So I never did brush up against that Roger Simon for decades, until I had invaded his terrain and started to write political commentary. That was mostly accidental on my part and came from my having been — to use the familiar pejorative — a flip-flopper (in my case, someone who was once a leftie becoming something of a rightie).
Everyone was confused by this, including me. It went so far as my being flown across country to appear on Meet the Press only to find they expected the other Roger Simon. (Yes, that really happened. My consolation prize was five minutes on air with Norah O’Donnell, who had no idea what to make of my strange libertarian utterings.)

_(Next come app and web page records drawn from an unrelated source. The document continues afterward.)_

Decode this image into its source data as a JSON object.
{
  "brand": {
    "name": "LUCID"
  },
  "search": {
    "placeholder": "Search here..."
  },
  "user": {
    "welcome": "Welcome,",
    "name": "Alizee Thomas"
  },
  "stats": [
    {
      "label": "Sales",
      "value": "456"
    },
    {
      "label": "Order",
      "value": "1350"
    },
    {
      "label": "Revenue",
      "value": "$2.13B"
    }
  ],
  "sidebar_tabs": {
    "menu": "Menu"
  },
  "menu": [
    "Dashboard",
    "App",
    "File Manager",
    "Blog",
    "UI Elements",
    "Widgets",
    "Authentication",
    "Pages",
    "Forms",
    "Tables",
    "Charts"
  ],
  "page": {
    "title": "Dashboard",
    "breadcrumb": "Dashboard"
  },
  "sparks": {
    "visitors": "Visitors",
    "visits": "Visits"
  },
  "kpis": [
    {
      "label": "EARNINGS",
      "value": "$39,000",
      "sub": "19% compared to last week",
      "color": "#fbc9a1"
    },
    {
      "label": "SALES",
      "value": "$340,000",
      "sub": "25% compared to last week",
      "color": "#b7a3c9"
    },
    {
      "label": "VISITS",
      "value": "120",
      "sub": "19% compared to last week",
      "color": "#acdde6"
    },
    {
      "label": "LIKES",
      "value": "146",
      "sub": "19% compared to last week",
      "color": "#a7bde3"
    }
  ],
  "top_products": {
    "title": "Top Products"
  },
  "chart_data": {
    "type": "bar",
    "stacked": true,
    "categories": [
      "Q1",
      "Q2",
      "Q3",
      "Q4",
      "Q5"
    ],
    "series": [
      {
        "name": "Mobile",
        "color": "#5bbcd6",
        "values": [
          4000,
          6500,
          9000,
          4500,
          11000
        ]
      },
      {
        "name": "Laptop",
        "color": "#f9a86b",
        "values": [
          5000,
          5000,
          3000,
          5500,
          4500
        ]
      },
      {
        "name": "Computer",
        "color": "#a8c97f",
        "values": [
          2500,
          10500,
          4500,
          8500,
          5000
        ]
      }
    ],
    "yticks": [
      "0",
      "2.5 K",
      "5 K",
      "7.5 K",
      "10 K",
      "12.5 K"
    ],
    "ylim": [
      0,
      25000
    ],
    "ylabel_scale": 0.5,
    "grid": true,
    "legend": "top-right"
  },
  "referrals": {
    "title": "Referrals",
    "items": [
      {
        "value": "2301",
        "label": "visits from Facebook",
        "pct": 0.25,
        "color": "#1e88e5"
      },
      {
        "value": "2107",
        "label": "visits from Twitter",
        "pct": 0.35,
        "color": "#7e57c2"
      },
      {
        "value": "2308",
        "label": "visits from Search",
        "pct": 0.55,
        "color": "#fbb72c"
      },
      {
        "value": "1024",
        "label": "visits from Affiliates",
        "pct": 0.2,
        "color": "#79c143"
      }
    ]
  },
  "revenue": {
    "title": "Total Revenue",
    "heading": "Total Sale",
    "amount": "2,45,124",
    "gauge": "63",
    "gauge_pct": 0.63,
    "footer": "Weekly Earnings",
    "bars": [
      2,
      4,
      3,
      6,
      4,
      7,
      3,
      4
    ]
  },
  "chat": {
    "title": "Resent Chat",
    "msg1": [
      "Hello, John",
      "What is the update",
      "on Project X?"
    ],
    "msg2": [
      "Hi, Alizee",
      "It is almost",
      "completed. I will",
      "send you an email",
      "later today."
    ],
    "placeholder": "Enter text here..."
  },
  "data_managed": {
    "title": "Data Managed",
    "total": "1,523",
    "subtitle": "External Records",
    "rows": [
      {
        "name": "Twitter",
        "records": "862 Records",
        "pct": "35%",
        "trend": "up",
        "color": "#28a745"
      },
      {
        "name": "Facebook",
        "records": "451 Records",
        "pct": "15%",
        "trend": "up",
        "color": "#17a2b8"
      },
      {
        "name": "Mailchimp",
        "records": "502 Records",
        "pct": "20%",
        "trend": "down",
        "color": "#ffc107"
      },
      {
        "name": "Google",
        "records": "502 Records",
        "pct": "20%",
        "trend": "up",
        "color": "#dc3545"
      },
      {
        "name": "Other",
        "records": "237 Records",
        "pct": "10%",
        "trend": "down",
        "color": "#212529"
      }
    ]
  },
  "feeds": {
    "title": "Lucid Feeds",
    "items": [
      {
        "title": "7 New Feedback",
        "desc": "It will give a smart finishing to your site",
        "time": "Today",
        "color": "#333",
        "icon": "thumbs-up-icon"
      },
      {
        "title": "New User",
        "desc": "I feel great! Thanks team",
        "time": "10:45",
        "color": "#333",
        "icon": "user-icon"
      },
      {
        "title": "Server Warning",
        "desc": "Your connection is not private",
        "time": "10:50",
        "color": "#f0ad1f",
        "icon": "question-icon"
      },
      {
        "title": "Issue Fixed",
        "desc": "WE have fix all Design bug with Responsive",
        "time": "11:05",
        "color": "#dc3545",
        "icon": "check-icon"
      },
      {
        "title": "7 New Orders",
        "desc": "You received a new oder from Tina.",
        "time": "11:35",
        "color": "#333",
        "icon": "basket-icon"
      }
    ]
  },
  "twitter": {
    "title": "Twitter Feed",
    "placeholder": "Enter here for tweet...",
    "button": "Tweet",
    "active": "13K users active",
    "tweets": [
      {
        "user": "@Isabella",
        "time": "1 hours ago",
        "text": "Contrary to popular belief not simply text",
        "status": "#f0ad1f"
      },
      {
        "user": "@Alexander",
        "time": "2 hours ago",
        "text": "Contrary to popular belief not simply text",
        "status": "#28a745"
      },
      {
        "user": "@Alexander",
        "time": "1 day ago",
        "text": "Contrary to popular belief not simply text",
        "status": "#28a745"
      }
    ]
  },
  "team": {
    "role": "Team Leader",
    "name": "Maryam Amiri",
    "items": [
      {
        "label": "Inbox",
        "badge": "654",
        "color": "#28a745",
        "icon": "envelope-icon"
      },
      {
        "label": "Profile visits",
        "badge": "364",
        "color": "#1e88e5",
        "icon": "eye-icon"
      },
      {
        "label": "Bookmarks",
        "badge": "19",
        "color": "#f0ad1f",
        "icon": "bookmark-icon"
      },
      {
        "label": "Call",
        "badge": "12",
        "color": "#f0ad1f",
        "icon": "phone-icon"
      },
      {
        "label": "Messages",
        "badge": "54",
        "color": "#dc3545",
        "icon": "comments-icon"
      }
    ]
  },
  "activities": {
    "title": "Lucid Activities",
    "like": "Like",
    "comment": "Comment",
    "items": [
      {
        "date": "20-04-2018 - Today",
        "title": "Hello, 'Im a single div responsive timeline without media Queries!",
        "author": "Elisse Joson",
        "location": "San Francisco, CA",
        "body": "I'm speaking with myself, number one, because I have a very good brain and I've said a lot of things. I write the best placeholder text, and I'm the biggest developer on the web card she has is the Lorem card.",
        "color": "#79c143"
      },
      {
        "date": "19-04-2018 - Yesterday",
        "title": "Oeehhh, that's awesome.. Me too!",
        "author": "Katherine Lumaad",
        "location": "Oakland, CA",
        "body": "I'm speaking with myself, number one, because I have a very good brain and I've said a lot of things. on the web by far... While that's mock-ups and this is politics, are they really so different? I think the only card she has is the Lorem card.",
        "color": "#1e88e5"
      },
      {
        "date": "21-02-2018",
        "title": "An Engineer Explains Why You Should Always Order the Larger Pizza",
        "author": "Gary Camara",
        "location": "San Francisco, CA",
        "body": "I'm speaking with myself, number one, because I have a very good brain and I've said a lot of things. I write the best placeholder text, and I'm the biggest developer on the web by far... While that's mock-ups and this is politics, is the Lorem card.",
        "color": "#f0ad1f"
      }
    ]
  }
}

I finally did bump into the other Roger at some Washington news gathering or other. He didn’t look pleased to see me, though perhaps that was projection. At this point I’m certain neither of us enjoys having our work confused. (I was appreciative of NRO’s Jim Geraghty, who recently referred to me as “our” Roger Simon is his esteemed morning email.)
So what does this all add up to? Not much except for one thing. No matter how unique you think your name might be, no matter how original, it is not unique enough. Most of us recall from high school English the fate of that man with that most original of names — Shelley’s Ozymandias.
And if you don’t remember that, better to heed the words of the great Memphis Slim: